Canadian Economy

Sputtering economy is cause for growing concern

Overview

Evidence continues to mount that the economy is struggling. If recent downward trends continue into the next couple of months, conversations are going to shift to talk of recession in Canada.

February saw GDP decline for the fourth time in six months, driven lower by weakness in the mining sector. The national economy shrank by 0.15 per cent – equivalent to an annualized decrease of about 1.7 per cent. The good news is that that decline came after an unusually strong January – one that saw GDP grow by about 4.2 per cent on an annualized basis (revised downward from initial estimates of 4.3 per cent).

Canada’s recent economic performance stands in sharp contrast to what’s going on south of the border. Preliminary estimates for the US economy suggest that GDP in that country grew by an impressive 3.2 per cent in the first quarter of 2019. While that estimate will likely be downgraded when the next round of revisions comes in, it remains true that the US economy is looking far stronger than our own.

GDP by Industry

On the whole, results at the industry level were mixed in February, as eight of the 15 major economic sub-sectors posted gains, while the remaining seven declined. However, there were significant losses in a few key industries that drove the overall economy into negative territory. The largest decline was in non-renewable resource extraction, where value-added output plunged by $2.3 billion – equivalent to an annualized decrease of nearly 18 per cent. In recent times, steep declines in that sub-sector can be pinned on weakness in the energy sector. This time, however, it was mining that drove losses; GDP in coal, metals and non-metallic minerals mining were all sharply lower in February.

There were other notable declines as well. GDP in transportation and warehousing fell by $1.4 billion (17 per cent on an annualized basis), while finance, insurance, real estate and leasing businesses saw value-added output fall by $1.2 billion (3.8 per cent annualized).

By contrast, most industries that posted gains in February saw only modest growth. The largest increase was in the relatively small utilities sector, where electricity generation, transmission and distribution drove overall gains of $628 million (19 per cent annualized). Other gainers included professional, scientific and technical services industries ($430 million), health care and social assistance ($320 million), wholesale and retail trade ($316 million) and construction ($297 million).

Manufacturing Sector GDP

Overview

After a massive spike to start the year, the manufacturing sector gave back some of those gains in February. GDP in manufacturing fell by an estimated $774 billion that month – equivalent to an annualized decline of about 4.4 per cent.

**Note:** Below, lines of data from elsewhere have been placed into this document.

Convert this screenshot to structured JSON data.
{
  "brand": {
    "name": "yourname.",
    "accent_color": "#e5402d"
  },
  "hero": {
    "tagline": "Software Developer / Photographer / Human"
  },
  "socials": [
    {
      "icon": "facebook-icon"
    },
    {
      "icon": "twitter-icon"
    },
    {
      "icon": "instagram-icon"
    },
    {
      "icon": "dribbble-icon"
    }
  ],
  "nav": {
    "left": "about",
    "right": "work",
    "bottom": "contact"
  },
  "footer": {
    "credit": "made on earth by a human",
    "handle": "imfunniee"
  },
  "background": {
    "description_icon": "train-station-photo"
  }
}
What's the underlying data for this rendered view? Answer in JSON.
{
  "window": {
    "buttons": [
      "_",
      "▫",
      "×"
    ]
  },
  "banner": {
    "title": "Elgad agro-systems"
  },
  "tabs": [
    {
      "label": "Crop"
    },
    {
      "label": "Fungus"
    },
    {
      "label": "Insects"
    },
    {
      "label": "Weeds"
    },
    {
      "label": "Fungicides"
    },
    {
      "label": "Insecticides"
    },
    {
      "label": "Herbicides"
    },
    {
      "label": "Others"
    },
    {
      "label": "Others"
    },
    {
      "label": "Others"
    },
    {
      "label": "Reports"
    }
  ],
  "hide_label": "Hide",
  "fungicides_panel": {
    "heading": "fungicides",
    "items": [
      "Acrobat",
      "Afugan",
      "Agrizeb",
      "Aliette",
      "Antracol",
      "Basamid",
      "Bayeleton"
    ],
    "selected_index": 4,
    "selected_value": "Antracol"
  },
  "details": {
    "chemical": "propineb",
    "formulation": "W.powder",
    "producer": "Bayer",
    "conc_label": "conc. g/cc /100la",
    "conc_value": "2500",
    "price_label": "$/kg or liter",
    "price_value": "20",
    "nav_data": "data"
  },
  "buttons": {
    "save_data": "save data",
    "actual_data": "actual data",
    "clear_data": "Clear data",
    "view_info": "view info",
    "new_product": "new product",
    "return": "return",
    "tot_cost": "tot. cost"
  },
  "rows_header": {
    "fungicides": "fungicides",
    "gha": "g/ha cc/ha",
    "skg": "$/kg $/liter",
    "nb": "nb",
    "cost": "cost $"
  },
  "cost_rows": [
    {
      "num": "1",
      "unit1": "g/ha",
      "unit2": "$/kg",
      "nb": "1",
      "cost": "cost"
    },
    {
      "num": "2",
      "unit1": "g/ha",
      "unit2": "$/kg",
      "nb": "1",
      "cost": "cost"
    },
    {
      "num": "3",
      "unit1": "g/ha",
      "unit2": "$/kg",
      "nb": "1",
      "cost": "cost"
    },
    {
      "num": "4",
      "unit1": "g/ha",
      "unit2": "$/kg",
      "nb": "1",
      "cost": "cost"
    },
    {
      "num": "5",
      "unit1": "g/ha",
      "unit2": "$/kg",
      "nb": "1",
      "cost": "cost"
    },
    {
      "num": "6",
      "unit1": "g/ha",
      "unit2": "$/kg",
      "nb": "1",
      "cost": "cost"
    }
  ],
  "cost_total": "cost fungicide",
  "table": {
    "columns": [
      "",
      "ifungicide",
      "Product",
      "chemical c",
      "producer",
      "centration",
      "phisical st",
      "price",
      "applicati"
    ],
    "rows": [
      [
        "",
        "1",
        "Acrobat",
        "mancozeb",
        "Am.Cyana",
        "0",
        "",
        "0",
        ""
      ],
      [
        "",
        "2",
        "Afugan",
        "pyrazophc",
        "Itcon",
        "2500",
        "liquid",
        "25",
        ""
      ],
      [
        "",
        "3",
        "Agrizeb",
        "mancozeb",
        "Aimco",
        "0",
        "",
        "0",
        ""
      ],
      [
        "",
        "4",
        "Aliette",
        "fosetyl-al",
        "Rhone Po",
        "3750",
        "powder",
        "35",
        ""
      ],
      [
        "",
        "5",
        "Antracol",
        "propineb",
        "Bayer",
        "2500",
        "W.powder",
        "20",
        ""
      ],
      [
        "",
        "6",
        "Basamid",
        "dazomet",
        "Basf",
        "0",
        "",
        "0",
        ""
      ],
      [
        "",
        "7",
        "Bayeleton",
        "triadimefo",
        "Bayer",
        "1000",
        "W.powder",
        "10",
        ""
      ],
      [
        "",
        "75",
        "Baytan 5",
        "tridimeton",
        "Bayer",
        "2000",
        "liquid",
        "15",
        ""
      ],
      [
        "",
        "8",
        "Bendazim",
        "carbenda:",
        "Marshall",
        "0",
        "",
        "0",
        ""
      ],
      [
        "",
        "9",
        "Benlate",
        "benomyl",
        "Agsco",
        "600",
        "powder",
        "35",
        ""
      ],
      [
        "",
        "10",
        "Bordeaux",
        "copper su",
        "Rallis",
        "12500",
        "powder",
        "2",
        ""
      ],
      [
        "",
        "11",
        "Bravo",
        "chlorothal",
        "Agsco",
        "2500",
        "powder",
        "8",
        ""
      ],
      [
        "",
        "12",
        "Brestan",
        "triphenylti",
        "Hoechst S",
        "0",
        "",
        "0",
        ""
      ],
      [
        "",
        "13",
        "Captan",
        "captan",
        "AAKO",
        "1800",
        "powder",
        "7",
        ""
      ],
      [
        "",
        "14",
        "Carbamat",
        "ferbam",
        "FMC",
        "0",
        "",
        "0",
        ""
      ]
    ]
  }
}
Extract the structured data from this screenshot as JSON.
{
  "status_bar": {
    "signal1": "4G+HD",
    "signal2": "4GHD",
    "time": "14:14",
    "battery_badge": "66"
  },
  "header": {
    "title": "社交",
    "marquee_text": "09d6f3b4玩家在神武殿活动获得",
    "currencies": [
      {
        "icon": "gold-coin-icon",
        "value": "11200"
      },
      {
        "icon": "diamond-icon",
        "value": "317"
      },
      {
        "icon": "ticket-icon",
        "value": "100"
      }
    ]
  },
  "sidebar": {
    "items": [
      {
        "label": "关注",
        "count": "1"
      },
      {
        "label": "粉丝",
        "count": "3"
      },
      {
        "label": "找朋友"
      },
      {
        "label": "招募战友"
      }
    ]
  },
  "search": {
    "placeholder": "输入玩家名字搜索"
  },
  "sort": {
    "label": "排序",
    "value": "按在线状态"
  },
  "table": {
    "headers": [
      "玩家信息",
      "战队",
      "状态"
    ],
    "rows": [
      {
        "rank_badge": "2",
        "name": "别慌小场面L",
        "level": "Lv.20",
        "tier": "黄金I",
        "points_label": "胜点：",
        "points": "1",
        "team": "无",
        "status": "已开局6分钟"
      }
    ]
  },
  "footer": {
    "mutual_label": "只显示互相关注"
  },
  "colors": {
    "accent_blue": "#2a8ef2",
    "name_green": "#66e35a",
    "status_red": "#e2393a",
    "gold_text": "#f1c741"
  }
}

The good news is that with the release of new data, January’s spike was revised even higher. Last month, it was estimated that manufacturing GDP rose by 19.7 per cent on an annualized basis compared to December. That figure was upgraded to a spike of 28 per cent. As a result, even with the decline in February, manufacturing GDP remains at it second highest monthly level on record.

It also means that so far into 2019, the manufacturing sector is outpacing the Canadian economy as a whole. Through two months, GDP in manufacturing is tracking 1.6 per cent higher compared to the same period last year. By comparison, the all-industry average is about 1.4 per cent.

Manufacturing Sector GDP – By Industry

Although value-added in manufacturing was down in aggregate, results within the sector were mixed. On the positive side, GDP in machinery production surged by $934 million to reach a new all-time high. Fabricated metals ($487 million) and plastics and rubber products ($504 million) both rebounded in February after losses the previous month. Finally, GDP in petroleum and coal refining was up $383 million to reach its highest level since October 2017.

On the other end of the spectrum, most of the industries where manufacturing GDP was lower in February were the same ones which had experienced the sharpest increases the previous month. As such, February’s losses for the most part represent only a partial climbdown from January’s surge. That was true of food processing, chemical manufacturing and motor vehicles.

It was also true for many of Canada’s smaller manufacturing industries which had been a major source of strength in January. GDP was sharply lower in furniture and related manufacturing, computers and electronics and printing. In all cases, however, GDP remains higher than it was in December.